The existing code can run on top of SQL Server without any changes whatsoever, even though its SQL statements were written for another database. Raincode goes the extra mile: as you don’t change your existing code, your legacy programs can be executed simultaneously in 3 configurations to mitigate the migration risk

  • On your Mainframe unchanged for production

  • In parallel execution on a .NET platform with a DB2 database on mainframe

  • In parallel execution on a .NET platform with MS SQL database

Moving programs is only part of the story. If you can’t deal with SQL statements, you have no real solution
We are so confident that COBOL is not the problem that…

ASM 370

Promising migration projects for millions of lines can be jeopardized by as little as 30,000 lines of ASM 370. Legacy programs routinely call assembly code which has to be rewritten if the system is to be migrated.
It is a non-trivial undertaking.
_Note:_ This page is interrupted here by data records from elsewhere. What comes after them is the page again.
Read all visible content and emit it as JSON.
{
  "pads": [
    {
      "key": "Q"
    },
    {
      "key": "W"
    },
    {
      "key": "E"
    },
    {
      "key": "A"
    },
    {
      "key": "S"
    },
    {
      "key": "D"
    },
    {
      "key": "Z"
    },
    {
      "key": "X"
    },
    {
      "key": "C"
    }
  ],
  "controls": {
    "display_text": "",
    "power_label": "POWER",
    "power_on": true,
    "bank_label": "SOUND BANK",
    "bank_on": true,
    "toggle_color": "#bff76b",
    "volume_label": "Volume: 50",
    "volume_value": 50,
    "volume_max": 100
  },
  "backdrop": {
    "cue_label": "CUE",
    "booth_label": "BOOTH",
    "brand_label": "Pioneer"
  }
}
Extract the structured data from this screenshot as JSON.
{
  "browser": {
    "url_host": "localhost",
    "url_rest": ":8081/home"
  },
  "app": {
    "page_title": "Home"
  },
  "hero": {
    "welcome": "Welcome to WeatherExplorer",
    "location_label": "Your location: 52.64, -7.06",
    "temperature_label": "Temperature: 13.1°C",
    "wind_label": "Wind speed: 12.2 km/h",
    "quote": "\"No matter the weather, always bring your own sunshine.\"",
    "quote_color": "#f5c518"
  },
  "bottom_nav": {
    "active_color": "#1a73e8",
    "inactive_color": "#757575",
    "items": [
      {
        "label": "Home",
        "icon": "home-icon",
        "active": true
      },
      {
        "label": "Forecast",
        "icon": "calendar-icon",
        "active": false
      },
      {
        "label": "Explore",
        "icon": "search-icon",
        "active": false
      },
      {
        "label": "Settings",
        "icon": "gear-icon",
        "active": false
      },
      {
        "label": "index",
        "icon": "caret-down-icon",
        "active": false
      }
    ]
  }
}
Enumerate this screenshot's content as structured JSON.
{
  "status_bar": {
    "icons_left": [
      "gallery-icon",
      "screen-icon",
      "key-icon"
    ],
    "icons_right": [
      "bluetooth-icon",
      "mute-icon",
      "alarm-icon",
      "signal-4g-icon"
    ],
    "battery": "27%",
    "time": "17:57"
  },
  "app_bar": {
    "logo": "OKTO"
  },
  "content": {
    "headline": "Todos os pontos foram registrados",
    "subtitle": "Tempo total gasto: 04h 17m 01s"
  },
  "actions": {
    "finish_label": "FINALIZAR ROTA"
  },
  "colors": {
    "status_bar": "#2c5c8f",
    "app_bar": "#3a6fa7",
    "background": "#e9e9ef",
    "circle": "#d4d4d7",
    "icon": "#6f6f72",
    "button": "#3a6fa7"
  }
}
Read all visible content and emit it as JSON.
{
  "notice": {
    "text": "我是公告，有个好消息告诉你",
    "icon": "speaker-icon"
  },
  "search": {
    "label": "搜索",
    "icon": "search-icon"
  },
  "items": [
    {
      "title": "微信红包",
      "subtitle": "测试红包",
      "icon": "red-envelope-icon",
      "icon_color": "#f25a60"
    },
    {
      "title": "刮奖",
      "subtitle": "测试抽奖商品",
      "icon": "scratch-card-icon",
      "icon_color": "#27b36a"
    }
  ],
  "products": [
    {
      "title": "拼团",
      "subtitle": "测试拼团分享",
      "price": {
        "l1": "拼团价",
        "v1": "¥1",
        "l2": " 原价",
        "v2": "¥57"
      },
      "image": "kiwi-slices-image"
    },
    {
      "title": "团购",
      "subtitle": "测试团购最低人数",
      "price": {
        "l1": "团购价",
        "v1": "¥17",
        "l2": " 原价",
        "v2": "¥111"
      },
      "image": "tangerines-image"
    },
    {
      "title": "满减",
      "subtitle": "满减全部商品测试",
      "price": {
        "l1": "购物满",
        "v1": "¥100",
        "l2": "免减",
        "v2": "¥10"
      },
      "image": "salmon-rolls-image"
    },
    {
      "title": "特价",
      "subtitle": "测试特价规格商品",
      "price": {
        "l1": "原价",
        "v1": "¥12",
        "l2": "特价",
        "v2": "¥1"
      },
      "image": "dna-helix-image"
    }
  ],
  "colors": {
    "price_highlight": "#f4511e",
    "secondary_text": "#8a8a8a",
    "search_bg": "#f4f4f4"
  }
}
Until today, such migration projects were killed at inception.
To solve this issue, we address HLASM as a high level language and we have developed an ASM370 compiler for .NET. Macros, copy books, reentry code are automatically migrated and executed on .NET.
Our compiler supports the mainframe Assembler 370 and HLASM® syntax accurately, and emulates its data types and behavior. Modules compiled by the Raincode ASM370 compiler integrate seamlessly with the Raincode COBOL and PL/I compilers. The major obstacle for all legacy code migration is now out of the way.


COBOL is not the only language that must be addressed. IBM pushed PL/I as the most versatile computer language in the 1970’s and 80s, and it has gained some momentum. Rewriting those applications can take years and experience shows that no automated translation of PL/I ever reaches production, except in MS PowerPoint.
At Raincode, we developed a PL/I compiler for .NET. that complements and integrates with our COBOL compiler. The PL/I applications execute with a superior level of functionality on .NET; any new modules written in C# or VB.NET interacts gracefully with the legacy code, calling or being called transparently by COBOL, PL/I or ASM370 programs.


Legacy Modernization brings absolute benefits, cost saving from hardware and mainframe software licensing, rejuvenated and agile applications. It also prevents code obsolescence.
Migrated code on .NET interacts gracefully with any supported modern language. Today nobody should write new code in COBOL, PL/I or ASM370. New functionality can be developed using C# or VB.NET and integrated gracefully into the legacy system.
PL/I, COBOL and ASM370 resources will vanish in the next decade but, when legacy is migrated with Raincode, C# developers will gradually take over.

In a legacy code migration:

  • the devil is in the details, not in the mainstream

  • an integrated set of .NET compilers handles it

We are so confident that COBOL is not the problem that…
The Raincode COBOL compiler is totally free of charge.
Anyone can download it from our website: www.raincode.com/cobol